But the joke is on the COINsters. For what is happening is that it is they who are remaking themselves. In seeking to win Islamic hearts and minds, a lynchpin of the non-military, social-work basis of the COIN strategy, they have themselves become de facto followers of Islamic law, and they are spreading it to our troops.
"Download the Religious Importance of the Qu'ran, the ISAF website commanded. What comes up is a COIN guidance, which I began writing about here as a tool by which the US military is Islamizing our forces by ordering them to under Islamic law for dhimmi vis a vis the Koran.
"1. Do NOT handle the Qur'an or other Islamic religious materials," the guidance guides, having explained it is "culturally insensitive" for non-Muslims to "touch" a copy.
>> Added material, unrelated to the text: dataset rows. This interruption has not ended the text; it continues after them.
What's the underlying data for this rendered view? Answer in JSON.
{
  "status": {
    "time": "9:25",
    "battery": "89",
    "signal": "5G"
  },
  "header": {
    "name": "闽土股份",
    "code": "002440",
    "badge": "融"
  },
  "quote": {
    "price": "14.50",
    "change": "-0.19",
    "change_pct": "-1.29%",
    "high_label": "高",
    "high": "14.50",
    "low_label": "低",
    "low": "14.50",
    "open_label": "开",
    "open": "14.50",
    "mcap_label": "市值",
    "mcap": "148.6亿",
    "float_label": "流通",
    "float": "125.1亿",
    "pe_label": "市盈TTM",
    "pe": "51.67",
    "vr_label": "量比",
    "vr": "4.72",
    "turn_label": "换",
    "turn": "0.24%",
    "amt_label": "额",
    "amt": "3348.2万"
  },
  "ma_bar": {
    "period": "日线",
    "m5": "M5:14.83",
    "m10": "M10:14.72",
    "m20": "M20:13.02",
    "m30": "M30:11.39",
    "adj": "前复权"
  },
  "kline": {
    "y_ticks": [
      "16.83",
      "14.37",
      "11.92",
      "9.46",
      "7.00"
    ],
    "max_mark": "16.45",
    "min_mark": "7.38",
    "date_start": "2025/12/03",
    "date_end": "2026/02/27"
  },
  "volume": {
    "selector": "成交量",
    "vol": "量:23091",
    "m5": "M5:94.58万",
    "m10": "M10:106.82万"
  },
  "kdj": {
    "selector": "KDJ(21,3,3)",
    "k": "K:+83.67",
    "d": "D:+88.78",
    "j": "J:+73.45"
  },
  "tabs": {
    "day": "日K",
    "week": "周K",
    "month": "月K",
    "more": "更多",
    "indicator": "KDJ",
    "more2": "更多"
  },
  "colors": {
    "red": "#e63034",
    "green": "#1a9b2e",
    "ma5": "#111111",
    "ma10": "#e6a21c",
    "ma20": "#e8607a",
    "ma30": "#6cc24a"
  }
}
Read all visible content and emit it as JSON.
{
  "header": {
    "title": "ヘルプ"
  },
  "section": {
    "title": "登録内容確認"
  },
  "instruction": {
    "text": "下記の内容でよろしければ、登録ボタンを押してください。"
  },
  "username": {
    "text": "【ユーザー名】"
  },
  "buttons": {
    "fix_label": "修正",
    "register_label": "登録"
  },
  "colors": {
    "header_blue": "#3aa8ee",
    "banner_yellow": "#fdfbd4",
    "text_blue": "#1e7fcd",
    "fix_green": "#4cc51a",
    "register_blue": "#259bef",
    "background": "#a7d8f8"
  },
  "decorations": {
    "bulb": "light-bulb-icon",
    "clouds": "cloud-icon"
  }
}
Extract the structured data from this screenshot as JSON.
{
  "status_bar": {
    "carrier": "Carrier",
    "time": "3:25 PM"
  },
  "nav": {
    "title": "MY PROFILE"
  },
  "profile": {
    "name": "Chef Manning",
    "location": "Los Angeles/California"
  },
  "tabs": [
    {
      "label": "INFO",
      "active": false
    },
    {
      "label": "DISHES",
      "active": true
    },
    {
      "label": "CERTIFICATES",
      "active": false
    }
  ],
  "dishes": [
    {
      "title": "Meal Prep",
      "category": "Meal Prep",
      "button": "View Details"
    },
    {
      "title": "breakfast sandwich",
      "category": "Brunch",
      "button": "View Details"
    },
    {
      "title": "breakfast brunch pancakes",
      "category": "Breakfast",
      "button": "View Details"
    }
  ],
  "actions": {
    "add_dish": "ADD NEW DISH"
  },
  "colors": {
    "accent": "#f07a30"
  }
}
Even when conducting searches, Korans get special handling. "Ask them [enemy forces!] if they have a Qu'ran or religious item present. If so, ask them to remove it or put it in a suitable place before conducting the search."
Excuse me, Mullah Omar. Before I relieve you of your bloody scimitar, might you happen to have a Qu'ran present...?
The guidance notes:"Additionally, verbal disrespect for Islam and/or the Qu'ran is considered as inappropriate as physical desecration of the Qu'ran. Insulting the Qu'ran is an act of blasphemy."
Nice declarative statement. Consciously or not, COIN has dropped the "Muslims believe" convention to emphatic effect. It picks it up again to note: "Muslims believe they have an inherent duty to stand up against injustices committed against Islam and the Qu'ran. Therefore, they will take any perceived disrespect to Islam and/or the Qu'ran extremely seriously."
This is a lesson in Islamic logic. It is a lesson well learned by our leaders, leading them to apologize when the inanimate object endowed by Islam and COIN with sacredness above all is damaged, and to say nothing when six Americans are murdered in return.
Instead, Afghanistan commander Gen. John R. Allen broke from bended knee long enough to issue a new directive on Koran handling on February 21, 2012. He promised "all coalition forces in Afghanistan will complete training in the proper handling of religious materials no later than March 3."
ISAF described the training as including "the identification of religious materials, their significance, correct handling and storage."
It's so much more. In fact, the length, breadth and complexity of the new directive reveal that the US military has reached a new, even more advanced level of dhimitude, now embracing the ritualistic minutiae Islam imposes upon its dhimmi subjects in order to elicit robotic demonstrations of respect.
The complete slide show is at Atlas Shrugs. While the new directive covers much of the same ground as the old, it is more emphatic, with red-colored notes of hysteria. For example:
It also extends the Islamic legal protection not just to copies of the Qu'ran but to copies of the verses containing Allah's name, which could extend to a scrap of paper.
Storing the book for whatever purpose now becomes a Islamic ritual for American servicemembers:
Of course, I gave away the end -- the conclusion -- by featuring the final slide at the top of the post.
"We will hold sacred the beliefs held sacred by others."
Makes a nice motto for the Post United States of America, doesn't it?